Hwa-Young Lee, Han-Jung Chae, Sun-Young Park, Jong-Hyun Kim
BMC complementary and alternative medicine 2016 v.16 no.1 pp. 291
NAD(P)H oxidase (H2O2-forming), RNA, alkaline phosphatase, alternative medicine, antioxidant activity, apoptosis, bone density, bone metabolism, bone strength, caspases, cell viability, enzyme activity, hydrogen peroxide, hydrolysates, immunoblotting, osteoblasts, osteocalcin, osteoporosis, placenta, reverse transcriptase polymerase chain reaction, superoxide dismutase, swine

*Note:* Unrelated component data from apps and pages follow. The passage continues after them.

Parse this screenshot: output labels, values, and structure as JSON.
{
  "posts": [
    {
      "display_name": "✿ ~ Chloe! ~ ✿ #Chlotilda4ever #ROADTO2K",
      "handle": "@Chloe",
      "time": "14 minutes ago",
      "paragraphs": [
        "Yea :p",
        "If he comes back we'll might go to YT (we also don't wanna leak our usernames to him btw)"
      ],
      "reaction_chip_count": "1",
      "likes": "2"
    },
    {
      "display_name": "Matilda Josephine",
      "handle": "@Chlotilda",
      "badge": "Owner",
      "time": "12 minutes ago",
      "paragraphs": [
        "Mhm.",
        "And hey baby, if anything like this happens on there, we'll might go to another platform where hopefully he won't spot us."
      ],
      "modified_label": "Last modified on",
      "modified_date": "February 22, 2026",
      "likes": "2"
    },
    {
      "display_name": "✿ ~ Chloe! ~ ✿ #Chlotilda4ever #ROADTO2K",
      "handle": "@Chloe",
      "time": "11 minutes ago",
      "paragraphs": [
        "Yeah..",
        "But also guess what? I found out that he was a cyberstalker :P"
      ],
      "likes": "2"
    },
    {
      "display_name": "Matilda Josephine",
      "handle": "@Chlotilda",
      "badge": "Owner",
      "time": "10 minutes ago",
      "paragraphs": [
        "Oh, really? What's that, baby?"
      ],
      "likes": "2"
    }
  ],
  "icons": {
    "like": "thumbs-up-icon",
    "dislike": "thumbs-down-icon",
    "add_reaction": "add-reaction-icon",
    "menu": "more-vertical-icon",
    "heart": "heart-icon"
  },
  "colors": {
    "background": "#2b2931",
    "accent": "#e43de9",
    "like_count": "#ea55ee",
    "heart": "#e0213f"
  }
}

BACKGROUND: Osteoporosis is a disease characterized by decreased bone strength, decreased bone mass, and bone deterioration. Oxidative damage is an important contributor to functional changes in the development of osteoporosis. Here we found that porcine placenta hydrolysates (PPHs) protect MC3T3-E1 osteoblastic cells against hydrogen peroxide (H₂O₂)-induced oxidative damage. METHODS: In vitro cell viability was determined using trypan blue dye exclusion. ER stress and apoptosis were evaluated using immunoblotting and a commercially available caspase kit. ALP, osteocalcin, Runx2, and osterix expression levels were evaluated by RT-PCR using isolated RNA. ROS, NADPH oxidase, and SOD activity levels were also measured. RESULTS: We investigated the mechanisms underlying PPH-mediated inhibition of H₂O₂-induced ER stress and ROS production. PPHs also regulated osteoblast differentiation via the upregulation of alkaline phosphatase (ALP) expression in MC3T3-E1 osteoblastic cells. Also, treatment with PPHs enhanced the transcription of osteocalcin, Runx2, and osterix. These effects were all associated with the antioxidant actions of PPHs. Moreover, PPHs reversed the decrease in SOD activity, decreased ROS release, and inhibited NADPH oxidase activity in H₂O₂-treated MC3T3-E1 osteoblastic cells. CONCLUSIONS: PPHs protect cells against H₂O₂-induced cell damage when ER stress is involved. In addition, PPHs enhance osteoblast differentiation. This enhancement likely explains the regulatory effect of PPHs on bone metabolism disturbances, i.e. PPHs control ER stress and the related ROS production in osteoblasts.